    Capture Rain Where It Falls

    “In 2003, the Home Depot development application in the City of Courtenay was to build a store and parking lot covering 90% of a four hectare second growth coniferous forest property,” stated Kevin Lagan, Director of Operational Services. He told the Home Depot story at the Okanagan From Rain to Resource Workshop.

    2Kevin_120p“The City required that post-development rainwater and stormwater flows leaving the site were equal to or less than the pre-development flows. For this property that was effectively zero.”

    “How did the developer meet this requirement of replacing a forest with impervious areas and has the solution been successful? Learn about the challenges encountered and the innovative solution used.”

    “Home Depot established a BC precedent when it implemented a deep deep-well system for injecting rainwater runoff and recharging the underlying groundwater aquifer.”

    To Learn More:

    Download a PDF copy of Home Depot Development: Innovative On-Site Rainwater/Stormwater Measures at a Commercial Site, the PowerPoint presentation by Kevin Lagan.

    Click on Innovation in the Comox Valley: First Wal-Mart, Then Home Depot, posted on the Water Bucket in October 2007 — The Wal-Mart development in the City of Courtenay precipitated the beginning of a major change in how the City administers the zoning/development/approval process, collaborates with other agencies and also manages the rainwater resource.

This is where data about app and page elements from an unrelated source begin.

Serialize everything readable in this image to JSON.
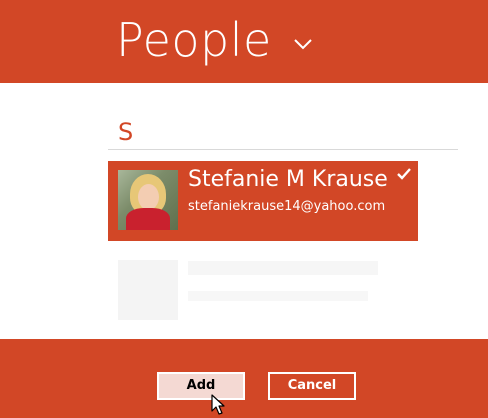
{
  "app": {
    "title": "People",
    "accent_color": "#d24726"
  },
  "content": {
    "section_letter": "S",
    "contacts": [
      {
        "name": "Stefanie M Krause",
        "email": "stefaniekrause14@yahoo.com",
        "selected": true
      }
    ]
  },
  "footer": {
    "add_label": "Add",
    "cancel_label": "Cancel"
  },
  "icons": {
    "title_dropdown": "chevron-down-icon",
    "selected_mark": "checkmark-icon",
    "pointer": "mouse-cursor-icon"
  }
}
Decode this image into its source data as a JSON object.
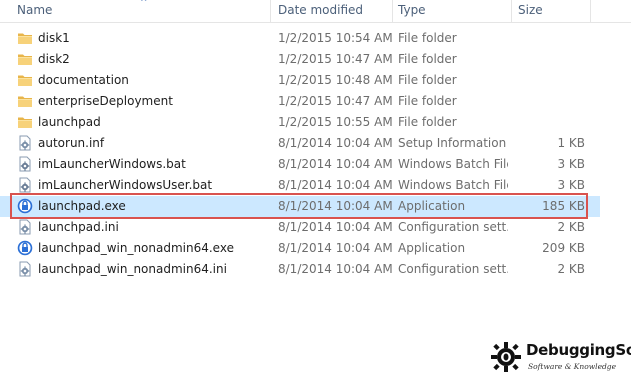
{
  "columns": {
    "name": "Name",
    "date": "Date modified",
    "type": "Type",
    "size": "Size"
  },
  "sort_indicator": "^",
  "files": [
    {
      "name": "disk1",
      "date": "1/2/2015 10:54 AM",
      "type": "File folder",
      "size": "",
      "icon": "folder-icon"
    },
    {
      "name": "disk2",
      "date": "1/2/2015 10:47 AM",
      "type": "File folder",
      "size": "",
      "icon": "folder-icon"
    },
    {
      "name": "documentation",
      "date": "1/2/2015 10:48 AM",
      "type": "File folder",
      "size": "",
      "icon": "folder-icon"
    },
    {
      "name": "enterpriseDeployment",
      "date": "1/2/2015 10:47 AM",
      "type": "File folder",
      "size": "",
      "icon": "folder-icon"
    },
    {
      "name": "launchpad",
      "date": "1/2/2015 10:55 AM",
      "type": "File folder",
      "size": "",
      "icon": "folder-icon"
    },
    {
      "name": "autorun.inf",
      "date": "8/1/2014 10:04 AM",
      "type": "Setup Information",
      "size": "1 KB",
      "icon": "settings-file-icon"
    },
    {
      "name": "imLauncherWindows.bat",
      "date": "8/1/2014 10:04 AM",
      "type": "Windows Batch File",
      "size": "3 KB",
      "icon": "batch-file-icon"
    },
    {
      "name": "imLauncherWindowsUser.bat",
      "date": "8/1/2014 10:04 AM",
      "type": "Windows Batch File",
      "size": "3 KB",
      "icon": "batch-file-icon"
    },
    {
      "name": "launchpad.exe",
      "date": "8/1/2014 10:04 AM",
      "type": "Application",
      "size": "185 KB",
      "icon": "installer-app-icon",
      "selected": true
    },
    {
      "name": "launchpad.ini",
      "date": "8/1/2014 10:04 AM",
      "type": "Configuration sett...",
      "size": "2 KB",
      "icon": "settings-file-icon"
    },
    {
      "name": "launchpad_win_nonadmin64.exe",
      "date": "8/1/2014 10:04 AM",
      "type": "Application",
      "size": "209 KB",
      "icon": "installer-app-icon"
    },
    {
      "name": "launchpad_win_nonadmin64.ini",
      "date": "8/1/2014 10:04 AM",
      "type": "Configuration sett...",
      "size": "2 KB",
      "icon": "settings-file-icon"
    }
  ],
  "watermark": {
    "title": "DebuggingSoft",
    "subtitle": "Software & Knowledge"
  },
  "colors": {
    "selection": "#cce8ff",
    "highlight_border": "#d9534f",
    "folder": "#f3c25a"
  }
}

    CourtenayHomeDepot_location map aerial

    An Early Application of the Water Balance Model

    “The Home Depot project was one of the earliest applications of the Water Balance Model when we created this web-based tool in 2003. Significantly, Home Depot is situated on high ground that drains onto prime agriculture land. Because the City of Courtenay was a charter member of the Inter-Governmental Partnership, the Agricultural Land Commission linked its approval to use of the Water Balance 2005_Ted-van-der-Gulik_120pModel,” recalls Ted van der Gulik, Chair.

    “Subsequently, the City co-hosted one of our first Water Balance Model training workshops at North Island College in May 2004. The target audience was the streamkeeper commmunity. Our purpose was to demonstrate how this decision support tool can be used by a range of stakeholders.”

    To Learn More:

    Click on 2004 decision by Agricultural Land Commission was conditional upon use of Water Balance Model to download the January 2004 news release.

    Click on Thinking Outside the Pipe in the Comox Valley to read a newspaper report about the training workshop co-hosted by the City of Courtenay and the Millard/Piercy Watershed Stewards.